“There’s a fantastic technology called Smart Vent, which allows water to flow in and out of the foundation,” Poux said. “… The weight of water outside a foundation can push a foundation wall in. If you equalize that water inside and out at the same level, you negate that.”

Another wildfire risk — embers getting sucked into the attic — is, according to Poux, “typically the greatest cause of the destruction of homes.” But, he said, “Special ember-resisting venting, like Brandguard Vents, can remove that exposure altogether.”

Building Smart

Many disaster resiliency technologies can be applied at any time, but often the cost is fractional if implemented during initial construction. AIG’s Smart Build is a free program for new or remodeled homes that evolved out of AIG’s construction insurance programs.

Previously available only to homes valued at $5 million and up, Smart Build recently expanded to include homes of $1 million and up. Roughly 100 homes are enrolled, with an average value of $13 million.

“In the high net worth space, sometimes it takes longer potentially to recover, simply because there are limited contractors available to do specialty work.” — Curt Goetsch, head of underwriting, Private Client Group, Ironshore

“We know what goes wrong in high net worth homes,” said Poux, citing AIG’s decades of loss data.

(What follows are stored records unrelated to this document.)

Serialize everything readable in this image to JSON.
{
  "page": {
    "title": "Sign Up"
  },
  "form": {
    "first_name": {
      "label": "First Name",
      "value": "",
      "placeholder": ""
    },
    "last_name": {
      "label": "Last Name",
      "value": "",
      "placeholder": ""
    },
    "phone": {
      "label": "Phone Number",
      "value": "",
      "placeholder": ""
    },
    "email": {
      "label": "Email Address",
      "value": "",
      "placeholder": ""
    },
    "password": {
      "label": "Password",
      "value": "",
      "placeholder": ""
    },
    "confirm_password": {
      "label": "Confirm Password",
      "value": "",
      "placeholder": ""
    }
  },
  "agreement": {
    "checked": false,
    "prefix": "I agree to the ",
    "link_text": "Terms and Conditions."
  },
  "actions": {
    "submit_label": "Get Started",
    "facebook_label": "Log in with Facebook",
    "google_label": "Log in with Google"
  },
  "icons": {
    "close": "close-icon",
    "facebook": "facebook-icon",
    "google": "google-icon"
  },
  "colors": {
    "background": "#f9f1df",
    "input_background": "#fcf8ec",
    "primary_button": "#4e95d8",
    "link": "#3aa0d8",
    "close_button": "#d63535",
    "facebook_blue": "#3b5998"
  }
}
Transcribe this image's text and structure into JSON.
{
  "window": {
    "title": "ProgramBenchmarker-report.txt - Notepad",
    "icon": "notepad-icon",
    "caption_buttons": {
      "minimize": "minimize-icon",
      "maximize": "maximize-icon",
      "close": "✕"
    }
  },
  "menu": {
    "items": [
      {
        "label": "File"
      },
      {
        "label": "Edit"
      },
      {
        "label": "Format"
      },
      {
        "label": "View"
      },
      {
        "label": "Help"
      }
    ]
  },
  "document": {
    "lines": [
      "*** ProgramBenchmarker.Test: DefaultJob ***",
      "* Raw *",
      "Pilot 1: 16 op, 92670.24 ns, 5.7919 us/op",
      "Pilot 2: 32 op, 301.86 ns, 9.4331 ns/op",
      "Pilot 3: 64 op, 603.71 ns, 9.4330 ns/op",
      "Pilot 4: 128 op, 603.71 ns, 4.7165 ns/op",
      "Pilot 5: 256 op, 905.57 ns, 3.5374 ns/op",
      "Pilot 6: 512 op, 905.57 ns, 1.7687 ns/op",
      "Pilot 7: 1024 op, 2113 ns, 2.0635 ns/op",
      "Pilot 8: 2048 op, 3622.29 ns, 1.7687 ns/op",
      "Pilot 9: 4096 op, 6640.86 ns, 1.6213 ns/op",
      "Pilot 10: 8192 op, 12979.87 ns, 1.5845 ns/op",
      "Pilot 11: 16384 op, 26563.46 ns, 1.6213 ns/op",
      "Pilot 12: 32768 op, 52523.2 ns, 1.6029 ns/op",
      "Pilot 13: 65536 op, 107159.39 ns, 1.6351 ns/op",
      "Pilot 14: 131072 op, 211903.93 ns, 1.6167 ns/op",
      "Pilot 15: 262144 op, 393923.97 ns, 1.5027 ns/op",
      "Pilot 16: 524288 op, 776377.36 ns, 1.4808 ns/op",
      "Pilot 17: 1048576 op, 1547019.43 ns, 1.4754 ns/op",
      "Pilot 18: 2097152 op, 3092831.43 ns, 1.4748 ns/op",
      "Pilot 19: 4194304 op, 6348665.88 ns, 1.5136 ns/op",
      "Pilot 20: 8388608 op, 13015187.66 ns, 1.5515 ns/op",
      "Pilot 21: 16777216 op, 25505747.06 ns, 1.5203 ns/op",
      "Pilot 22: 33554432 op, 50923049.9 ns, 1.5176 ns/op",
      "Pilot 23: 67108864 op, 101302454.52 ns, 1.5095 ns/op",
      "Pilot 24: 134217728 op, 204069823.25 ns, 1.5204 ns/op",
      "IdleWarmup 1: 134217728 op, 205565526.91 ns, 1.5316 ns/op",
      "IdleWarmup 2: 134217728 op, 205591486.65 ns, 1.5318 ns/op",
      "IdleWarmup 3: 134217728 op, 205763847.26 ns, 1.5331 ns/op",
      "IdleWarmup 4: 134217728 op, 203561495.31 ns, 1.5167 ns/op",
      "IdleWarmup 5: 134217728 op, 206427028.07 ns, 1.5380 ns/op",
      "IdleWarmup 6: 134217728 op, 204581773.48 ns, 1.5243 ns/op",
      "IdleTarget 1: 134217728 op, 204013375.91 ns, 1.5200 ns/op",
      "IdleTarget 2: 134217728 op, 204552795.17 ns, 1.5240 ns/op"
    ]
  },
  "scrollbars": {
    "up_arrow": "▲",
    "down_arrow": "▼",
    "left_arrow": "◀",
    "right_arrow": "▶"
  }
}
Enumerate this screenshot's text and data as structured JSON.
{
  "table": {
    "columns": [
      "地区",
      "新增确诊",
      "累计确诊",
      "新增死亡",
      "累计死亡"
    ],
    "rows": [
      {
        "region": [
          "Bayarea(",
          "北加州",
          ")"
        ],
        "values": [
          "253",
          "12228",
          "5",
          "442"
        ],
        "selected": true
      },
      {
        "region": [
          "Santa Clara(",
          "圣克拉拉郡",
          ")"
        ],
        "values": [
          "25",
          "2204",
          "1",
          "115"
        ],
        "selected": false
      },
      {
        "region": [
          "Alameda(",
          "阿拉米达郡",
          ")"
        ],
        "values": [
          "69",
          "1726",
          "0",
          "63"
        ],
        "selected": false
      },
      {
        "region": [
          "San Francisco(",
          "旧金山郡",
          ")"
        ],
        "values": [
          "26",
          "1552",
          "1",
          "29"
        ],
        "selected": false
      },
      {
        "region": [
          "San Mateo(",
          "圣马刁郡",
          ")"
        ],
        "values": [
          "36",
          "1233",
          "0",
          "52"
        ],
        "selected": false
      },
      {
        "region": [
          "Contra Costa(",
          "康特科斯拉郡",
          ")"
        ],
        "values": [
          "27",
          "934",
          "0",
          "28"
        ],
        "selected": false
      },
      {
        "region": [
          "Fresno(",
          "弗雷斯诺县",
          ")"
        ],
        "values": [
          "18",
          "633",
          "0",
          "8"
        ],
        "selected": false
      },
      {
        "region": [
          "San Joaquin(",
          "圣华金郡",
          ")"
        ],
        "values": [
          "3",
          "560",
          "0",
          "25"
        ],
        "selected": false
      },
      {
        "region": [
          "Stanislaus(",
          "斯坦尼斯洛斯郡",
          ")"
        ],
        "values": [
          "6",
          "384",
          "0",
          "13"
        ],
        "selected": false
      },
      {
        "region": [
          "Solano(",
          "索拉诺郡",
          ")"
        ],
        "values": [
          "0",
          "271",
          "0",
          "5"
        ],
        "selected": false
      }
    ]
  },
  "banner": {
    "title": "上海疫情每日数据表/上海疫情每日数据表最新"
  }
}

“We’re incenting our client and by proxy their builder, their architects and their broker, to give us a seat at the design table. … That enables us to help tweak the architectural plans in ways that are very easy to do with a pencil, as opposed to after a home is built.”

Poux cites a remote ranch property in Texas.

Curt Goetsch, head of underwriting, Private Client Group, Ironshore

“The client was rebuilding a home but also installing new roads and grading and driveways. … The property was very far from the fire department and there wasn’t any available water on the property.”

Poux’s team was able to recommend underground water storage tanks, something that would have been prohibitively expensive after construction.

“But if the ground is open and you’ve got heavy equipment, it’s a relatively minor additional expense.”

Homes that graduate from the Smart Build program may be eligible for preferred pricing due to their added resilience, Poux said.

Recovery from Loss

A major component of disaster resiliency is still recovery from loss, and preparation is key to the prompt service expected by homeowners paying six- or seven-figure premiums.

Before Irma, PURE sent contact information for pre-assigned claim adjusters to insureds in the storm’s direct path.

“In the high net worth space, sometimes it takes longer potentially to recover, simply because there are limited contractors available to do specialty work,” said Curt Goetsch, head of underwriting for Ironshore’s Private Client Group.

Advertisement




“If you’ve got custom construction or imported materials in your house, you’re not going to go down the street and just find somebody that can do that kind of work, or has those materials in stock.”

In the wake of disaster, even basic services can be scarce.

“Our claims and risk management departments have to work together in advance of the storm,” said Bitterman, “to have contractors and restoration companies and tarp and board services that are going to respond to our company’s clients, that will commit resources to us.”

And while local agents’ connections can be invaluable, Goetsch sees insurers taking more of that responsibility from the agent, to at least get the claim started.

“When there is a disaster, the agency’s staff may have to deal with personal losses,” Goetsch said. &

Jon McGoran is a novelist and magazine editor based outside of Philadelphia. He can be reached at riskletters@lrp.com.